  • And I am no fraud because this story is important and has a purpose, even if my eyes are the only ones that will ever see it. 

Though this manuscript has yet to be contracted, it connected me with my agent, won my first writing contest, and got meaningful feedback from beta readers in its final form. Though those are great things to strive for, nothing was more important than what I learned from holding this spiral-bound manuscript in my hands. 

We are real authors because we do what it takes to finish the book. 

Now go write another. :) 


Laurie Tomlinson is an award-winning contemporary romance author and cheerleader for creatives. She believes that God's love is unfailing, anything can be accomplished with a good to-do list, and that life should be celebrated with cupcakes and extra sprinkles. 

Previously a full-time book publicist, Laurie now serves as a virtual assistant and runs a freelance editing and PR consulting business called 1624 Communications

She lives with her husband and two small children in Tulsa, Oklahoma, where they are anxiously awaiting the release of her debut contemporary romance novel in May 2017 from Harlequin Heartwarming.

You can connect with Laurie on her website, Facebook page, and Twitter


Karen @ a house full of sunshine said...

I just love this. Everything about it. <3

Laurie Tomlinson said...

@ Karen - Thanks, girl!

Krista Phillips said...

Love this so much!!!

I struggle a LOT with confidence issues. Every time I get a 5 star review I have to lecture myself NOT to think it was a pity review. LOL Seriously, it's bad....

It is so hard because these are our babies and some days I read my book and am like, dude, that's great, and the next day I'm convinced I'm an utter failure.

I think it's part of the creative mind... because it is so subjective and such a process. Love the word refinement that you used! So totally appropriate!!

Kim Herrington said...

It's so easy to remember that taking risks is how we learn! I recently read Smarter Faster Better and it really emphasizes a lot of what you wrote about, especially in terms of giving yourself psychological security to take risks and try new things. Great post.

Rachelle O'Neil said...

Such a wonderful encouragement, Laurie! It's especially easy to feel like you have no business being here when you're just starting out. When you're still laboring away on that one special story, when you haven't been to your first writers' conference yet, when your friends have more blog followers than you do. It can be discouraging. Then I come across posts like this, and my world brightens again. Thanks, Laurie!

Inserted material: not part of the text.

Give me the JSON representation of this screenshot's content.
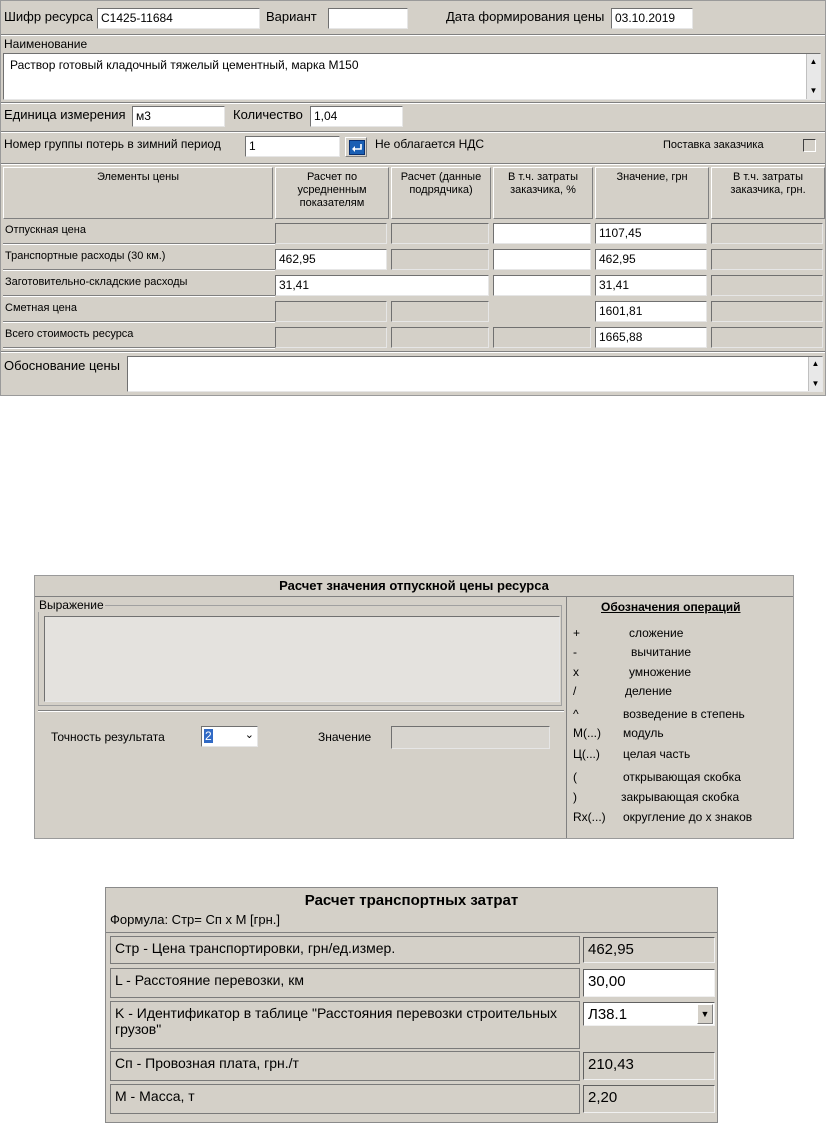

Teresa Tysinger said...

Do I really have to tell you how much I agree with all of this? Nope, didn't think so. :) Love you and your encouragement!

Tea Time said...

Thanks for this. I needed this tonight. So much of life is not in my control, but sitting down and finishing my novel is. It's enough to just finish it for me and God to see. This was a great boost. A very timely blog post. Thank you for writing it.

Laurie Tomlinson said...

@ Krista - I'm right there with you, sister! That's why we have trusted friends to snap us out of it, right? :)

@ Kim - I have heard great things and need to read Smarter Faster Better. Thanks for commenting!

@ Rachelle - Thank you so much! I'm so glad it was encouraging for you.

@ Teresa - Right back at you, my sweet!

@ Gail - Yes, it's SO enough! Thank you for reading!